Never one to miss an opportunity to remind us how much he despises civil rights, evangelist Franklin Graham took to Facebook to express his utter dismay over the Supreme Court’s recent 6-3 decision saying sex discrimination laws apply to gay and transgender people.
I believe this decision erodes religious freedoms across this country. People of sincere faith who stand on God’s Word as their foundation for life should never be forced by the government to compromise their religious beliefs. Christian organizations should never be forced to hire people who do not align with their biblical beliefs and should not be prevented from terminating a person whose lifestyle and beliefs undermine the ministry’s purpose and goals.
As a Bible-believing follower of Jesus Christ, my rights should be protected. Even if my sincerely held religious beliefs might be the minority, I still have a right to hold them. The same holds true for a Christian organization. These are the freedoms our nation was founded on.
The Supreme Court does not override and will never overturn the Word of God. One day we will all have to stand before God, the Righteous Judge, whose decisions are not based on politics or the whims of culture. His laws are true and are the same yesterday, today, and forever.

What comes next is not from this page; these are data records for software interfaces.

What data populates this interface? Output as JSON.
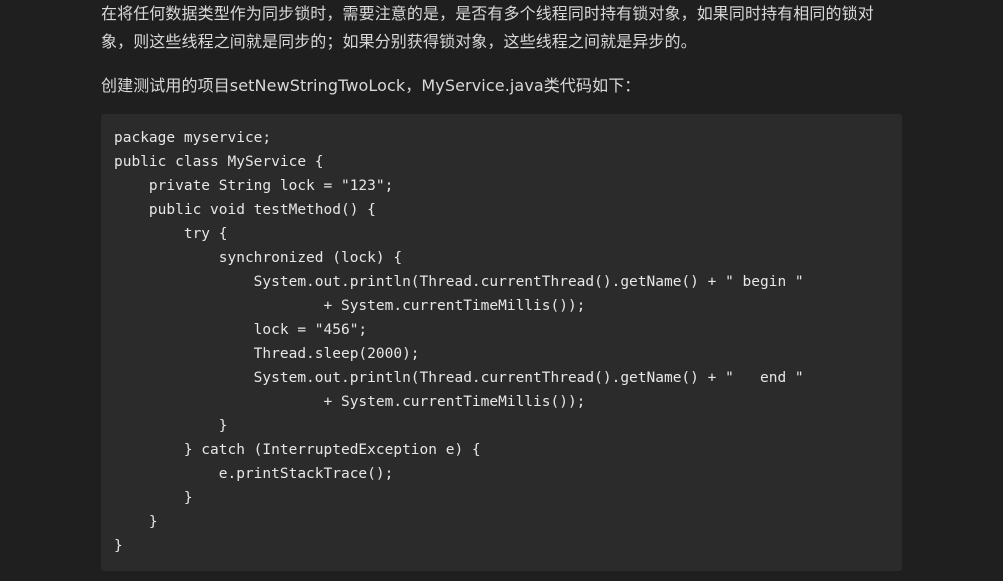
{
  "article": {
    "paragraph_1": "在将任何数据类型作为同步锁时，需要注意的是，是否有多个线程同时持有锁对象，如果同时持有相同的锁对象，则这些线程之间就是同步的；如果分别获得锁对象，这些线程之间就是异步的。",
    "paragraph_2": "创建测试用的项目setNewStringTwoLock，MyService.java类代码如下："
  },
  "code": {
    "lines": [
      "package myservice;",
      "public class MyService {",
      "    private String lock = \"123\";",
      "    public void testMethod() {",
      "        try {",
      "            synchronized (lock) {",
      "                System.out.println(Thread.currentThread().getName() + \" begin \"",
      "                        + System.currentTimeMillis());",
      "                lock = \"456\";",
      "                Thread.sleep(2000);",
      "                System.out.println(Thread.currentThread().getName() + \"   end \"",
      "                        + System.currentTimeMillis());",
      "            }",
      "        } catch (InterruptedException e) {",
      "            e.printStackTrace();",
      "        }",
      "    }",
      "}"
    ]
  }
}
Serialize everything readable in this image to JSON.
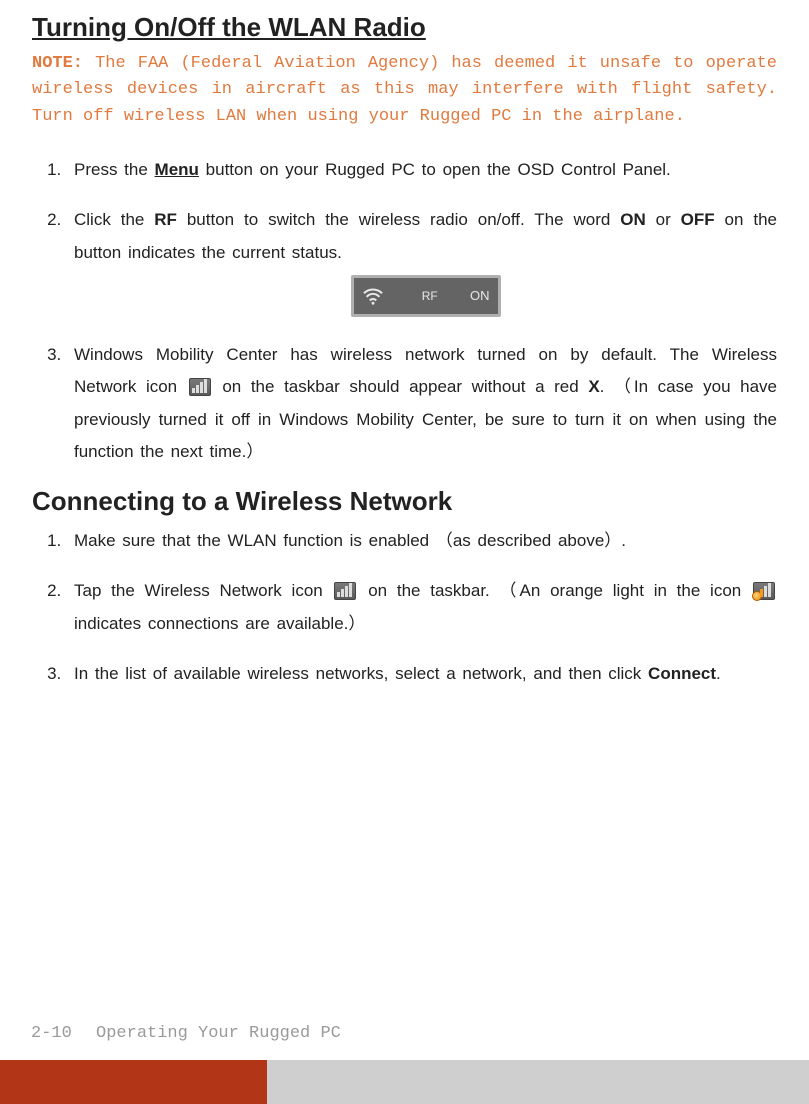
{
  "colors": {
    "note": "#e07a3f",
    "accent": "#d04626",
    "muted": "#9a9a9a"
  },
  "section1": {
    "heading": "Turning On/Off the WLAN Radio"
  },
  "note": {
    "label": "NOTE:",
    "text": " The FAA (Federal Aviation Agency) has deemed it unsafe to operate wireless devices in aircraft as this may interfere with flight safety. Turn off wireless LAN when using your Rugged PC in the airplane."
  },
  "steps1": {
    "s1": {
      "pre": "Press the ",
      "menu": "Menu",
      "post": " button on your Rugged PC to open the OSD Control Panel."
    },
    "s2": {
      "a": "Click the ",
      "rf": "RF",
      "b": " button to switch the wireless radio on/off. The word ",
      "on": "ON",
      "c": " or ",
      "off": "OFF",
      "d": " on the button indicates the current status."
    },
    "s3": {
      "a": "Windows Mobility Center has wireless network turned on by default. The Wireless Network icon ",
      "b": " on the taskbar should appear without a red ",
      "x": "X",
      "c": ". （In case you have previously turned it off in Windows Mobility Center, be sure to turn it on when using the function the next time.）"
    }
  },
  "widget": {
    "label": "RF",
    "status": "ON"
  },
  "section2": {
    "heading": "Connecting to a Wireless Network"
  },
  "steps2": {
    "s1": "Make sure that the WLAN function is enabled （as described above）.",
    "s2": {
      "a": "Tap the Wireless Network icon ",
      "b": " on the taskbar. （An orange light in the icon ",
      "c": " indicates connections are available.）"
    },
    "s3": {
      "a": "In the list of available wireless networks, select a network, and then click ",
      "connect": "Connect",
      "b": "."
    }
  },
  "footer": {
    "page": "2-10",
    "title": "Operating Your Rugged PC"
  }
}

To be clear, no one’s making Christian organizations hire anyone they don’t want to hire. The ruling doesn’t apply to churches. In addition, it’s an open question of whether the ruling applies to religious groups that receive federal funding. And even beyond that, there’s nothing preventing employers from openly stating other reasons to fire an LGBTQ employee. But in the secular sphere, people’s gender identity or sexual orientation should not affect their ability to be hired or keep their current job.
As the old adage goes, “Equal rights for everyone does not mean fewer rights for you; it’s not pie.” Leave it to Graham to complain about the prospect of other people having their rights protected. There is arguably no demographic that enjoys greater rights and privileges in the United States than Christians (white ones, particularly).
But to people like Graham, even a small step toward equality feels like persecution.